Take your washing machine. If one of the conductors (wires) delivering electricity to your washer becomes loose or frayed due to age or friction, it could accidentally come into contact with the metal frame, electrifying it. If that happens, your home has a circuit breaker that shuts off the circuit.

How does the circuit breaker know to trip? That’s where bonding comes in.

Bonding means connecting to establish electrical continuity. When the frayed wire hits the washing machine, it creates a ground fault. This unintentional, really high current needs to return to the panel and the circuit breaker, fast. It can’t travel on the regular pathway (the circuit conductors) because the washing machine frame interrupted that path. It must take an alternate route. Electricians deliberately install a route for this purpose.

The route can be an appropriately sized green or bare wire, or the metal parts themselves, but it must be continuous all the way back to the panel. Without this path, the frame could sit energized, waiting to shock a person or pet. Equipment grounding and bonding mitigate the danger from electric shock.

How Does Electrical Grounding Work?
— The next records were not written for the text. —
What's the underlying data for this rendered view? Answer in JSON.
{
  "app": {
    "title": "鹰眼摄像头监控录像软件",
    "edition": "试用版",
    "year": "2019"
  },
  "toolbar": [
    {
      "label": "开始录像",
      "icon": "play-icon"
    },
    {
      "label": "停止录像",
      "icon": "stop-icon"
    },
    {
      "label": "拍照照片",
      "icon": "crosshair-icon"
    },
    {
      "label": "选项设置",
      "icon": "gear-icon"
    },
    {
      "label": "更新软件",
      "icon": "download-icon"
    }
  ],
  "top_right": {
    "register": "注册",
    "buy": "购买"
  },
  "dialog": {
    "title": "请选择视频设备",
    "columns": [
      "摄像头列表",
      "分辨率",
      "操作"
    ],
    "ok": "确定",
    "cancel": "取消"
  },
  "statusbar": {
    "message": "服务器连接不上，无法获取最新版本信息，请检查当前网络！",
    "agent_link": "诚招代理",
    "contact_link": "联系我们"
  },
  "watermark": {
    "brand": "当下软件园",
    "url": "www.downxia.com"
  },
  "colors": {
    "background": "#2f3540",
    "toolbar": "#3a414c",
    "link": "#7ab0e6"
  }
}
So we know grounding is important, but how does it work? Why does connecting to ground make things safer? This can be confusing, but stay with me.

When you were a child, did you ever walk across carpet in your socks, then touch your friend to give them a shock? (Maybe you still do this. No judgment.)

Your friend received a shock because you picked up a bunch of excess electrons from the carpeting, and your pal had a deficiency of electrons compared to you. The electrons sensed this relative difference, also called a potential, and moved to your friend to return to a state of equilibrium.

Electrons in electrical circuits behave similarly; they constantly move to a different potential. The Earth (ground) has a potential of zero, while your home’s electrical circuits have higher potentials — 120 volts and 240 volts higher. (That’s right, potential is the same as voltage.)

Remember earlier when I mentioned you could be a conductor? If you touch the electrified metal frame while standing on the zero-potential Earth, the electrons in the 120-volt circuit can sense that potential difference, just like when you zapped your buddy with static electricity. They could use you and the Earth to get back to their source. That’s bad.

Luckily, electrons will only go through you if they sense a difference in potential. Connecting the washing machine frame to ground, through the green wire or the bonded metal parts, keeps it at Earth potential (zero) so you can’t become part of the circuit.

If the frame ever becomes electrified, even for a split second, the current instantly goes back to the panel along this deliberately-installed path, instead of waiting for you to come along and complete the circuit.

Ally Childress
Ally Childress is a licensed electrician and freelance writer living in Dallas, Texas.